↓

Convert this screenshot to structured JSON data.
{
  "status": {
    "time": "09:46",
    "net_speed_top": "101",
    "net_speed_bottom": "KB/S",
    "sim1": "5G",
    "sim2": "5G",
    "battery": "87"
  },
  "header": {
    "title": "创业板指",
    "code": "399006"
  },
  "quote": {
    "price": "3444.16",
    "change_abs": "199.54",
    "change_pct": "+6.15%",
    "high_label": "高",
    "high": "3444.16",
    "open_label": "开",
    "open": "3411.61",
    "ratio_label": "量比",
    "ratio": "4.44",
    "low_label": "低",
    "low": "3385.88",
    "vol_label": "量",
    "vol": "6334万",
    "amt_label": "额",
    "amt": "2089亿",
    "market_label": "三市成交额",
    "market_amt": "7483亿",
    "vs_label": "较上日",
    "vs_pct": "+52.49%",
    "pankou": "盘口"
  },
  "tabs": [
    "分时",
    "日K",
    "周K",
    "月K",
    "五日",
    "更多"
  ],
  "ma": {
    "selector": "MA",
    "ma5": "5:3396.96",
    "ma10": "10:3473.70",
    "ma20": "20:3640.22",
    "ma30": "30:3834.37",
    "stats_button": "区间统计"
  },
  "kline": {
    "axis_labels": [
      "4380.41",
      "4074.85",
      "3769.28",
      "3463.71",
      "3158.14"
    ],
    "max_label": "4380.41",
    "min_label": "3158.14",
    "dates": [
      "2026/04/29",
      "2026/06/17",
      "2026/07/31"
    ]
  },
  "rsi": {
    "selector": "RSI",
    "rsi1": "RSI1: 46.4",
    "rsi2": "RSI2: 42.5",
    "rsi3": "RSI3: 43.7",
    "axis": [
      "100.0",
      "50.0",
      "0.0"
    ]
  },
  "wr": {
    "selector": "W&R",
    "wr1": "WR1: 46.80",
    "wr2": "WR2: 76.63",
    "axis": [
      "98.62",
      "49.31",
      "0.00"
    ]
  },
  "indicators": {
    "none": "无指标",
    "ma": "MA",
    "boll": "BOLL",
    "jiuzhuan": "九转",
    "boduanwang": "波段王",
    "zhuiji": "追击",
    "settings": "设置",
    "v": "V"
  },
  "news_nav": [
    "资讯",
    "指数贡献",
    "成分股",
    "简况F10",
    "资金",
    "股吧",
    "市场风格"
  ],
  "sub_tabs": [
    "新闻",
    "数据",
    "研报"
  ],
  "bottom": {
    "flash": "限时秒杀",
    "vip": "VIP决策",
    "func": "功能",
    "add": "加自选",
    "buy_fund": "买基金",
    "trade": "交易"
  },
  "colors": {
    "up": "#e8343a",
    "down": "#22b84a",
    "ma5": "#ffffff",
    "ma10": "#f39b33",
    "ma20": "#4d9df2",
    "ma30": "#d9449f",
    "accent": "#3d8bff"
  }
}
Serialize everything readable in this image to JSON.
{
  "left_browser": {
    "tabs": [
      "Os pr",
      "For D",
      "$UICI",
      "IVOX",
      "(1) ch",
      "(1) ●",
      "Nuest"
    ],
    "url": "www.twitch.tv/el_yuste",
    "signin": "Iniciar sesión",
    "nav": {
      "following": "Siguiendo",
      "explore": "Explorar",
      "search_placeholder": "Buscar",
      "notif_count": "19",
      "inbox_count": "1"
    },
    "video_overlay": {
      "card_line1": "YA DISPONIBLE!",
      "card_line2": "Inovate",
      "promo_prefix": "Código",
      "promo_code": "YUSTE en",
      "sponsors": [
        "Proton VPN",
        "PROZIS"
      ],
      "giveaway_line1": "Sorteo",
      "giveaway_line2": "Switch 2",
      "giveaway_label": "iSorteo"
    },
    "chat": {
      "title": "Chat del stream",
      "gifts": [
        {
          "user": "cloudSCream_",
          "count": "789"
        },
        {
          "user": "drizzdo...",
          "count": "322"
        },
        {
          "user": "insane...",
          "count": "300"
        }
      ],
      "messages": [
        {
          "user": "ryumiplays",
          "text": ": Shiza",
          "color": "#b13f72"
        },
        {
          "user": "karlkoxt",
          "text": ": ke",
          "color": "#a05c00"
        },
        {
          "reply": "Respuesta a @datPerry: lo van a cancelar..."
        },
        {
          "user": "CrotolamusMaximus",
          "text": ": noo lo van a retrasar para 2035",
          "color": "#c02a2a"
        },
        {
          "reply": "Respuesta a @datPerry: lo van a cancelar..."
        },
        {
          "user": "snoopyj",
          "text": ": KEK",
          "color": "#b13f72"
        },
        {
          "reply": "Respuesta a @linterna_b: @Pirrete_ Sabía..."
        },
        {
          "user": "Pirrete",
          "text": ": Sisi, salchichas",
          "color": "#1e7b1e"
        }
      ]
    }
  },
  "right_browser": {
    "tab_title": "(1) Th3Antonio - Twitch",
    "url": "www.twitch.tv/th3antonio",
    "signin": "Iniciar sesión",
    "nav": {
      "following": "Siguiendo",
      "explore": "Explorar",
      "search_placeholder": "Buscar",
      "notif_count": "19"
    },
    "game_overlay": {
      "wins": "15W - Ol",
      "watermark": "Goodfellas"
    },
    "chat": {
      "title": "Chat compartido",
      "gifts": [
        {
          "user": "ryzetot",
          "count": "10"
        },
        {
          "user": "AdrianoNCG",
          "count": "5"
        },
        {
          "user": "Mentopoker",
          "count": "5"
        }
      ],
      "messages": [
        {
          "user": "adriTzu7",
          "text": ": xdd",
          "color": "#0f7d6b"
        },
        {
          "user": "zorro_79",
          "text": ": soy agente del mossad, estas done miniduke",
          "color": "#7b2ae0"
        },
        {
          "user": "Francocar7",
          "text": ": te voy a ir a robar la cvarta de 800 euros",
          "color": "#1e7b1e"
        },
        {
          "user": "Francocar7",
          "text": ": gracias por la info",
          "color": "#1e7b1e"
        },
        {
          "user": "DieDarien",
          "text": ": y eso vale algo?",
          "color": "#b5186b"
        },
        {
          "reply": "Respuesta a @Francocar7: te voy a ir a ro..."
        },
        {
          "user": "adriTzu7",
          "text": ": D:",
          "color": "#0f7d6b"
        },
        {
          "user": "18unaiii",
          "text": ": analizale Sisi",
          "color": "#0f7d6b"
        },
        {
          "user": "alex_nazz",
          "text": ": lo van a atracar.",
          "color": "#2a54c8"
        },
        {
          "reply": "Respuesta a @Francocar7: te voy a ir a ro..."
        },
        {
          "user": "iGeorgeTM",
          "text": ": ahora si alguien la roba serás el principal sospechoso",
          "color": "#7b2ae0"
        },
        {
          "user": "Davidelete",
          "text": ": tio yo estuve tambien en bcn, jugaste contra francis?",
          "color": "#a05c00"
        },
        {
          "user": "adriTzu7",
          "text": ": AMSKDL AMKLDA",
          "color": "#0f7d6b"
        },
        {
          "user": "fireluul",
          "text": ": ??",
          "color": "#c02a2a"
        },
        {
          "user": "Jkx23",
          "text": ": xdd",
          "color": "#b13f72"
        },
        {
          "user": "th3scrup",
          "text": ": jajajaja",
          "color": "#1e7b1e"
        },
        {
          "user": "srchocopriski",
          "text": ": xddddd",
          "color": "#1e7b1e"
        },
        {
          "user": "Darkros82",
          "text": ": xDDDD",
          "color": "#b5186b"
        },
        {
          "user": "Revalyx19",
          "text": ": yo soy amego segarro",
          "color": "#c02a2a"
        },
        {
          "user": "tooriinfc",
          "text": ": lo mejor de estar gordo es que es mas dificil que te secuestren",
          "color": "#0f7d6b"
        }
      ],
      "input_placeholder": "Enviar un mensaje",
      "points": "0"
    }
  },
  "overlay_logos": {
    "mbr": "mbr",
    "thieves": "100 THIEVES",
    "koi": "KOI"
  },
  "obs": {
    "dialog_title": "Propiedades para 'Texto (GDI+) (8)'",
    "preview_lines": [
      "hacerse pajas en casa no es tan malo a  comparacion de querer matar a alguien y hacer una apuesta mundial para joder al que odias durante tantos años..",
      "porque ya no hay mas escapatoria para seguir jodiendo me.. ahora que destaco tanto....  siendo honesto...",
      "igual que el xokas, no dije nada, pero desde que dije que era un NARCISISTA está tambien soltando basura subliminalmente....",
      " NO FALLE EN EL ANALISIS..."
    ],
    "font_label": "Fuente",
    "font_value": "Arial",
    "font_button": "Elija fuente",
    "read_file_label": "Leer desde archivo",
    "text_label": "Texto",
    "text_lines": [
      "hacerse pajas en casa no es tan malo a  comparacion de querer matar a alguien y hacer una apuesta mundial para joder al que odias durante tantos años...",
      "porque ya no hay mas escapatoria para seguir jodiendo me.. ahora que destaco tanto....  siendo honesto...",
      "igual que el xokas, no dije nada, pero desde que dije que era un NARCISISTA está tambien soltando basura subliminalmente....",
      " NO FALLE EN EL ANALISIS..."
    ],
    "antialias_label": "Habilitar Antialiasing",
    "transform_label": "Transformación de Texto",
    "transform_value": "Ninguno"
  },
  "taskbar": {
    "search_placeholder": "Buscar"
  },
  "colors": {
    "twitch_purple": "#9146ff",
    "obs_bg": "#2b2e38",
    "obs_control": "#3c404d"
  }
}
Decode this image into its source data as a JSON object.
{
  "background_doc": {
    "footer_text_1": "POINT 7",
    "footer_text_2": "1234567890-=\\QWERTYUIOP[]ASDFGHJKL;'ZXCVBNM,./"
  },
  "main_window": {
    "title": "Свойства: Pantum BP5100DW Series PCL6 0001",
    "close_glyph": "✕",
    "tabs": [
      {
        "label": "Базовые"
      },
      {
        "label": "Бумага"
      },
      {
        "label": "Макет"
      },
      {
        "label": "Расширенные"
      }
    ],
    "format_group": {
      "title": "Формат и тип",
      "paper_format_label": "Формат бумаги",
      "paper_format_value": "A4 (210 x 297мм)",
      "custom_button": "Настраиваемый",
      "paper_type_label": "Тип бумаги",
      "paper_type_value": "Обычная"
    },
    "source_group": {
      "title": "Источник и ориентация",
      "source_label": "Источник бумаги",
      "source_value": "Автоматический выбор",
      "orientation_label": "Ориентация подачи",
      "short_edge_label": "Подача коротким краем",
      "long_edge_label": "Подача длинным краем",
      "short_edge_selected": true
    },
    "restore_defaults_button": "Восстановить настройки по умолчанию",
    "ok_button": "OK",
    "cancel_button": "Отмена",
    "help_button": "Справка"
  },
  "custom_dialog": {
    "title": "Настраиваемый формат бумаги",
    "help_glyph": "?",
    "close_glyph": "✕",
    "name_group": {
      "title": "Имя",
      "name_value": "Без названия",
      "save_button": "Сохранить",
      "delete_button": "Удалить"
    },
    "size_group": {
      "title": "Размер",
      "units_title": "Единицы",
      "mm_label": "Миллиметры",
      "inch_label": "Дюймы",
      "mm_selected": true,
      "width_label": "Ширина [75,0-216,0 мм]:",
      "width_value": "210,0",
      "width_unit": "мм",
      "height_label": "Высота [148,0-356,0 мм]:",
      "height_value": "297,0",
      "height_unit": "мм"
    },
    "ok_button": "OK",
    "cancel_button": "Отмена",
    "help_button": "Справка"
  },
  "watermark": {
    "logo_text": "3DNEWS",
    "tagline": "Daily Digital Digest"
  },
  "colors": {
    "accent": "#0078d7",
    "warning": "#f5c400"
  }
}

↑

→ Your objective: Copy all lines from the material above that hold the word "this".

→ Problem solution:
Convert this screenshot to structured JSON data.
Serialize everything readable in this image to JSON.
Decode this image into its source data as a JSON object.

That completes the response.